Job applicants are most likely to lie about previous salaries in job interviews.

A report from HireScores of 1,218 people revealed the top 10 most common lies told in a job interview.
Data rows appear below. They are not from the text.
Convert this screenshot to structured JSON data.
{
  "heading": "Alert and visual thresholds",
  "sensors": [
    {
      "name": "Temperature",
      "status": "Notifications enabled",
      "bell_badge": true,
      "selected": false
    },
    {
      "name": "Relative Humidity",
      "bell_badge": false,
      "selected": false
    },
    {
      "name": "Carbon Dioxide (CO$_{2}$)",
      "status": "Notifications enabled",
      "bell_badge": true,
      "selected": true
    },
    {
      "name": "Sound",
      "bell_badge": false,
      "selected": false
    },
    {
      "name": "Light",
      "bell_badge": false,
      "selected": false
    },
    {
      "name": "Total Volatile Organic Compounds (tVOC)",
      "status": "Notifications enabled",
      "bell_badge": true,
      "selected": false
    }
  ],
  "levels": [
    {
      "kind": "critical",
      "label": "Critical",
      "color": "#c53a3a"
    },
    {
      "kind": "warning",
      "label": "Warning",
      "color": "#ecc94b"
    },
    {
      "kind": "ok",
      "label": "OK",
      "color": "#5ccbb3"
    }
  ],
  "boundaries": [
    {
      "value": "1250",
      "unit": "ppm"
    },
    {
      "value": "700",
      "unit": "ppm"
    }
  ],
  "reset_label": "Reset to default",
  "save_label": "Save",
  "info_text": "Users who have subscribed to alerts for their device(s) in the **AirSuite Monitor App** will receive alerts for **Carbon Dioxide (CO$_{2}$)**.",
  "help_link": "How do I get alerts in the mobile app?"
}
Topping the poll is lying about the salary received in a previous job (67%), followed by exaggerated grades and qualifications (61%) and relevant experience (58%).

When asked the multi-answer question, 'which of the below things have you
lied about in a job interview previously?' the top 10 most popular answers

1 Salary of previous job - 67%

2 Grades or qualifications - 61%

3 Years of relevant experience - 58%

4 Reason for leaving previous roles - 54%

5 Commitment to career - 52%

6 Hobbies and interests - 49%

7 General skills - 44%

8 Responsibilities in previous jobs - 38%

9 Job titles in previous roles - 36%

10 Marital status - 32%

Of those that were dishonest about the amount of money they earned in their previous role, 54% said it was because they wanted to receive a 'drastic salary increase' in a new role.

The most common reason for the respondents lying about their grades or qualifications was to 'impress' the potential employer, with almost two thirds, 64%, agreeing. Similarly, of the 36% that lied about their previous job title, 49% said it was intended to 'impress' the interviewer.  

The study found that fewer than one in 10 of the respondents, 8%, said they have 'never' lied in a job interview.

Lisette Howlett, managing director of HireScores, said: "I would strongly advise against being dishonest in an interview; if you are the right candidate for the role then the employer will probably see this just by meeting and talking with you. Lying in a job interview will only lead the employer to believe that you are capable for the job, when you may not be. Plus, if you get caught out, at best the company will lose confidence in you and at worst you will be dismissed (or not hired in the first place). In our experience most interviewers take even the smallest lie to mean that the candidate cannot be trusted and therefore not hired."